Habelia optata
Artistic reconstruction of Habelia optata. Royal Ontario Museum

New research has revealed more details about a tiny but exceptionally fierce 508-million-year-old sea predator known as Habelia optata which has fascinated scientists since its discovery more than a century ago.

The long-extinct animal measured approximately 2cm in length and featured a segmented body with an external skeleton, jointed limbs and a long tail. It belongs to a group of animals called chelicerates, which in turn are part of a larger group called arthropods that includes spiders, insects and crustaceans.

For the study, published in the journal BMC Evolutionary Biology, scientists analysed 41 specimens of the animal.

They found that the well-armoured body of Habelia optata was divided into a head, a mid-section (thorax) and lower section (post-thorax) all of which were covered in a variety of different spines and appendages.

The thorax has five pairs of walking legs, while the post-thorax is connected to appendages that were likely used for respiration.

"Scorpions and the now-extinct sea scorpions are also chelicerates with bodies divided into three distinct regions," said Cédric Aria from the University of Toronto. "We think that these regions broadly correspond to those of Habelia. But a major difference is that scorpions and sea scorpions, like all chelicerates, literally 'walk on their heads,' while Habelia still had walking appendages in its thorax."

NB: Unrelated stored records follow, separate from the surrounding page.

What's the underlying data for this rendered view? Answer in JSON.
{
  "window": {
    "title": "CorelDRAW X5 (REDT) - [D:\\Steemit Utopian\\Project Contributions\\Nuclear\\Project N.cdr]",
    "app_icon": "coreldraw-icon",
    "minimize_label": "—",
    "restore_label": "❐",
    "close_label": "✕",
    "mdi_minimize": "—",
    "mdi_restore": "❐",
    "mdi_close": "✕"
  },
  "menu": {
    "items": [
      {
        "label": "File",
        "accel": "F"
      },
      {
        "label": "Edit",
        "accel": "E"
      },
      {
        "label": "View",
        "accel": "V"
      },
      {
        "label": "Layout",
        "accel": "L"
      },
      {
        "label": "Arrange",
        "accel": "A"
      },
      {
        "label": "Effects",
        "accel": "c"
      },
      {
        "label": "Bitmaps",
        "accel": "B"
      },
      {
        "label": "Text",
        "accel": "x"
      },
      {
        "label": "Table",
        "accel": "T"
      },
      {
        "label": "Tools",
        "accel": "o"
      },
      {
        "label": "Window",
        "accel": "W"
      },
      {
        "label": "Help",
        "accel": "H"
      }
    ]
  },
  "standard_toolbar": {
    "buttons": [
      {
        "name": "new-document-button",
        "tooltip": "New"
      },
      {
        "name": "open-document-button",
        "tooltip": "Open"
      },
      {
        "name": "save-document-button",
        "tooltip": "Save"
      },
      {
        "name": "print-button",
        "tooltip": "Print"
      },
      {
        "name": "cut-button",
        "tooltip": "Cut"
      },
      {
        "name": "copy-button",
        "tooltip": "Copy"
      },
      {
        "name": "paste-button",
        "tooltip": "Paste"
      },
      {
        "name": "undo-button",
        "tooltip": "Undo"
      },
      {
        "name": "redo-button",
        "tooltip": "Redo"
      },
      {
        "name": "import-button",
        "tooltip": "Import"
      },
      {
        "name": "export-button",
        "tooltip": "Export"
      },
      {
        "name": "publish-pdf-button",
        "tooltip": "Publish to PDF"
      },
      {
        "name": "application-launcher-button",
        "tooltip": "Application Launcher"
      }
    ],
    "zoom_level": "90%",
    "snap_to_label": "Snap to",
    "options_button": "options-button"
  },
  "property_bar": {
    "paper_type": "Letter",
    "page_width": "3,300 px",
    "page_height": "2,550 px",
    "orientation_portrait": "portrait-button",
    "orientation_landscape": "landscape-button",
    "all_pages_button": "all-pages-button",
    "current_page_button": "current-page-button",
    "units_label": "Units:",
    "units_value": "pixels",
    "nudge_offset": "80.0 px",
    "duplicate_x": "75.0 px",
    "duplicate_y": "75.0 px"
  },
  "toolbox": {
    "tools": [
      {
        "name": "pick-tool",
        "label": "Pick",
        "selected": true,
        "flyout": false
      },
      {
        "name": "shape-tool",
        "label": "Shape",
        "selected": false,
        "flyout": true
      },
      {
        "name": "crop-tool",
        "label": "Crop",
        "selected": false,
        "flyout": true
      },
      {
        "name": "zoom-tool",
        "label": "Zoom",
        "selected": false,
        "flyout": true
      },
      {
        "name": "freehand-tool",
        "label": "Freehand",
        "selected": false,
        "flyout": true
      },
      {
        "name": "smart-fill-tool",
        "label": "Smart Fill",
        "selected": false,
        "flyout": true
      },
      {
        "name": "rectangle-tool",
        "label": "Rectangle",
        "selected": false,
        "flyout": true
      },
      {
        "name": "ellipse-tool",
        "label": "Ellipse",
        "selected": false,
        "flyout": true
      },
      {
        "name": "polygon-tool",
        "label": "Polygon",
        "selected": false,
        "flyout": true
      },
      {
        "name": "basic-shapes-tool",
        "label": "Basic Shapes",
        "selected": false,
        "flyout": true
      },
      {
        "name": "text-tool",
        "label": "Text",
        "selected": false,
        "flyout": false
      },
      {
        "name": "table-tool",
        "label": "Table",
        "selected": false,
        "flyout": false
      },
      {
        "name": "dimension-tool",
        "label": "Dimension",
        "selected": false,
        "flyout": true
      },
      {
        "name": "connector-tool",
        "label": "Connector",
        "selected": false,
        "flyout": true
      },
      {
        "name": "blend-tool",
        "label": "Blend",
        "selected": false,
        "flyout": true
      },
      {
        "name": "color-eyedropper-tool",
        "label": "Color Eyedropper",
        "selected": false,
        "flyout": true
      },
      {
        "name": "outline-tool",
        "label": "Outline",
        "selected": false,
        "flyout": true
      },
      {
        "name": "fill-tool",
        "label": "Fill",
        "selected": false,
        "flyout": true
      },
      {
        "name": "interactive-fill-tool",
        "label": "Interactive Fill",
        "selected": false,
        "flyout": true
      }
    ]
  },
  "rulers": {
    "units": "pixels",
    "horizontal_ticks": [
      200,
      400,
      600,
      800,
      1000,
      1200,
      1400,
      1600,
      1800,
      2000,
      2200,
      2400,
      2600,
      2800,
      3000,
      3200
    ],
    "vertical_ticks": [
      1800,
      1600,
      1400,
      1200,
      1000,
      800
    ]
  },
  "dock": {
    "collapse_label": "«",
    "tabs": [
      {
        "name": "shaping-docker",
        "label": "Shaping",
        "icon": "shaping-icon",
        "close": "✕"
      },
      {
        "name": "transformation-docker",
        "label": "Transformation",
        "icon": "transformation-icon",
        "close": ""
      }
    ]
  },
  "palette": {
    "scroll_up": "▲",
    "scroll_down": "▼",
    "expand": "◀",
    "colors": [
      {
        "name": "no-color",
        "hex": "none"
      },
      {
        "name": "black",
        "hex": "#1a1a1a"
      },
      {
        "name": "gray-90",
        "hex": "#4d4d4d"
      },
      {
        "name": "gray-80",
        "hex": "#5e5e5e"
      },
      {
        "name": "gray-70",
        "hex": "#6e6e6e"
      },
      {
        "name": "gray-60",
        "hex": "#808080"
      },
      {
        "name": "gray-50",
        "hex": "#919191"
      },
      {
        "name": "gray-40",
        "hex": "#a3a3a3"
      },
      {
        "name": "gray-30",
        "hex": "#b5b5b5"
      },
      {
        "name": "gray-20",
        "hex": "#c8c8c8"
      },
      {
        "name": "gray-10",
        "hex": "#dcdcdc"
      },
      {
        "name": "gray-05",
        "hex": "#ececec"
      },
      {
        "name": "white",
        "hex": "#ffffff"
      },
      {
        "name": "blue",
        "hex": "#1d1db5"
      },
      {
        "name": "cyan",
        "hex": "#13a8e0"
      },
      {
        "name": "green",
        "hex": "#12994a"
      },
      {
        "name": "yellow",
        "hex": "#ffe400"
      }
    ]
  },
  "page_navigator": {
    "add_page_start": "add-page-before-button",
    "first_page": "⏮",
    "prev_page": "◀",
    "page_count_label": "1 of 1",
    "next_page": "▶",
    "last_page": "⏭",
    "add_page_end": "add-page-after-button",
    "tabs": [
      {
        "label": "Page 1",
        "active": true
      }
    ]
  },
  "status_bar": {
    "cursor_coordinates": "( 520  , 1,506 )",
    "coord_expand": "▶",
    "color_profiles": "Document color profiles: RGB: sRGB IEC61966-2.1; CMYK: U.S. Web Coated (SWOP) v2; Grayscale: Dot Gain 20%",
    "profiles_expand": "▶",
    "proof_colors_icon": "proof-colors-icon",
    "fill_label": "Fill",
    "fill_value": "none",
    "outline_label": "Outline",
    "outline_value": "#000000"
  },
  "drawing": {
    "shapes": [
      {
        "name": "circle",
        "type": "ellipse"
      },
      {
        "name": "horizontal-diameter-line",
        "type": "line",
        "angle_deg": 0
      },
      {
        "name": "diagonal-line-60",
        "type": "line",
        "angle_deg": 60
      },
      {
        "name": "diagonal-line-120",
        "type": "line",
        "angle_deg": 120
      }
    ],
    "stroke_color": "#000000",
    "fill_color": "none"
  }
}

The researchers think that this peculiar difference in anatomy between Habelia and modern chelicerates led to the evolution of an especially complex head.

This head includes five strange appendages, including a large plate for chewing, a leg-like branch with stiff spines for grasping and a slender branch which enabled the animal to feel and sense its environment.

"This complex apparatus of appendages and jaws made Habelia an exceptionally fierce predator for its size," said Aria. "It was likely both very mobile and efficient in tearing apart its preys."

It most likely hunted small creatures with shells and other arthropods which were abundant in the oceans at the time.

Habelia lived during the so-called 'Cambrian explosion', a period of rapid evolutionary change where most of the major animal groups first emerged in the fossil record.